Formation of Gilman reagents (organocuprates) from alkyl halides
Description: Alkyl halides will react with lithium metal (Li) to make organolithium reagents. When two equivalents of organolithium are combined with a copper halide, this will form organocuprates (Gilman reagents)
Notes: X here is a halide (Cl, Br, I). Two equivalents of lithium metal are required for every equivalent of alkyl halide. Sometimes “ether” is written during this step – it’s just the solvent. Two equivalents of the organolithium reagent combine with one equivalent of copper salt to form the organocuprate.
Notes: Again, ether here is just the solvent. Sometimes you see it, sometimes you don’t. The byproduct of these reactions is LiX (a lithium halide salt).

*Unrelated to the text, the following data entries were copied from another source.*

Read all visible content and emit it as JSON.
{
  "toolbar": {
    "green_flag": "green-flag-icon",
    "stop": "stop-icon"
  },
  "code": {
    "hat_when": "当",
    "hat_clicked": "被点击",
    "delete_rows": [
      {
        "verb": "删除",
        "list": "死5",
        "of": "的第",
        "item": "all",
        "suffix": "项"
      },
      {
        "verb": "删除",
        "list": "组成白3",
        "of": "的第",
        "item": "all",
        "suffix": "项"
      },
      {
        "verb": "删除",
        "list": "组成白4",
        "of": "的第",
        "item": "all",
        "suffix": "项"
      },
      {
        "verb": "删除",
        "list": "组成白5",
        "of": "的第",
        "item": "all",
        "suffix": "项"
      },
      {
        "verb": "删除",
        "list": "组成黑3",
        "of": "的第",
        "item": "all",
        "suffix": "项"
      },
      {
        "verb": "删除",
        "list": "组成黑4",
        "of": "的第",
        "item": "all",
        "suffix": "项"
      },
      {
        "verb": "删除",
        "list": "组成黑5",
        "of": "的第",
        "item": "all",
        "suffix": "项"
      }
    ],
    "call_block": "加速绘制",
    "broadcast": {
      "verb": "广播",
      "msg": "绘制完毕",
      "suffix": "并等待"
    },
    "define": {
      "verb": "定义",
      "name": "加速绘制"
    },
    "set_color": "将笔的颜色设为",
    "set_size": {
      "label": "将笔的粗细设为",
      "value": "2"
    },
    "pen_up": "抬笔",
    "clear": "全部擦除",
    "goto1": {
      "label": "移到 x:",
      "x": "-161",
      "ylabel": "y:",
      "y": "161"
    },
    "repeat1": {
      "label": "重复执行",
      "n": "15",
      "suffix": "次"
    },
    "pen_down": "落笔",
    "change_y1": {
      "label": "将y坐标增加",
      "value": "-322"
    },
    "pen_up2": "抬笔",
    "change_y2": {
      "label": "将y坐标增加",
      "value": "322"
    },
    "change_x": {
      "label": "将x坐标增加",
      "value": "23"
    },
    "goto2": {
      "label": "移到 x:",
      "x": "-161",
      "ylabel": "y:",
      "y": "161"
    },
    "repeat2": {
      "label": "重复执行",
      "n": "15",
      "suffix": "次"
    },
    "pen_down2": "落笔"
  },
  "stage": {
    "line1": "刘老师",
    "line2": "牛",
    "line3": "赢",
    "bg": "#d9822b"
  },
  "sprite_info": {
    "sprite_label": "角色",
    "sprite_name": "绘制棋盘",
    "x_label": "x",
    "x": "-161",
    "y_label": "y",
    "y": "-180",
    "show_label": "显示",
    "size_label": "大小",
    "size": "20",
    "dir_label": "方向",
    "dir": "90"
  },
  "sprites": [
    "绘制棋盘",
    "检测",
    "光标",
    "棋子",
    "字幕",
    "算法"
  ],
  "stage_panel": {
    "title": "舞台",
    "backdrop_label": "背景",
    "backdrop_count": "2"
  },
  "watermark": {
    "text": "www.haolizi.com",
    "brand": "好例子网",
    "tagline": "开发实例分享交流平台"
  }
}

Mechanism: Lithium easily gives up its single valence electron, in this case to Br (Step 1, arrow A) to form the radical anion. Fragmentation of the radical anion (Step 2, arrow B) leads to brief formation of a free radical, which gains an additional electron from a second equivalent of Li (Step 3, arrow C). Upon addition of a copper salt, the organolithium displaces the halide (Step 3, arrows D and E) and then undergoes a second addition of organolithium to give the organocuprate (Step 4, arrow F).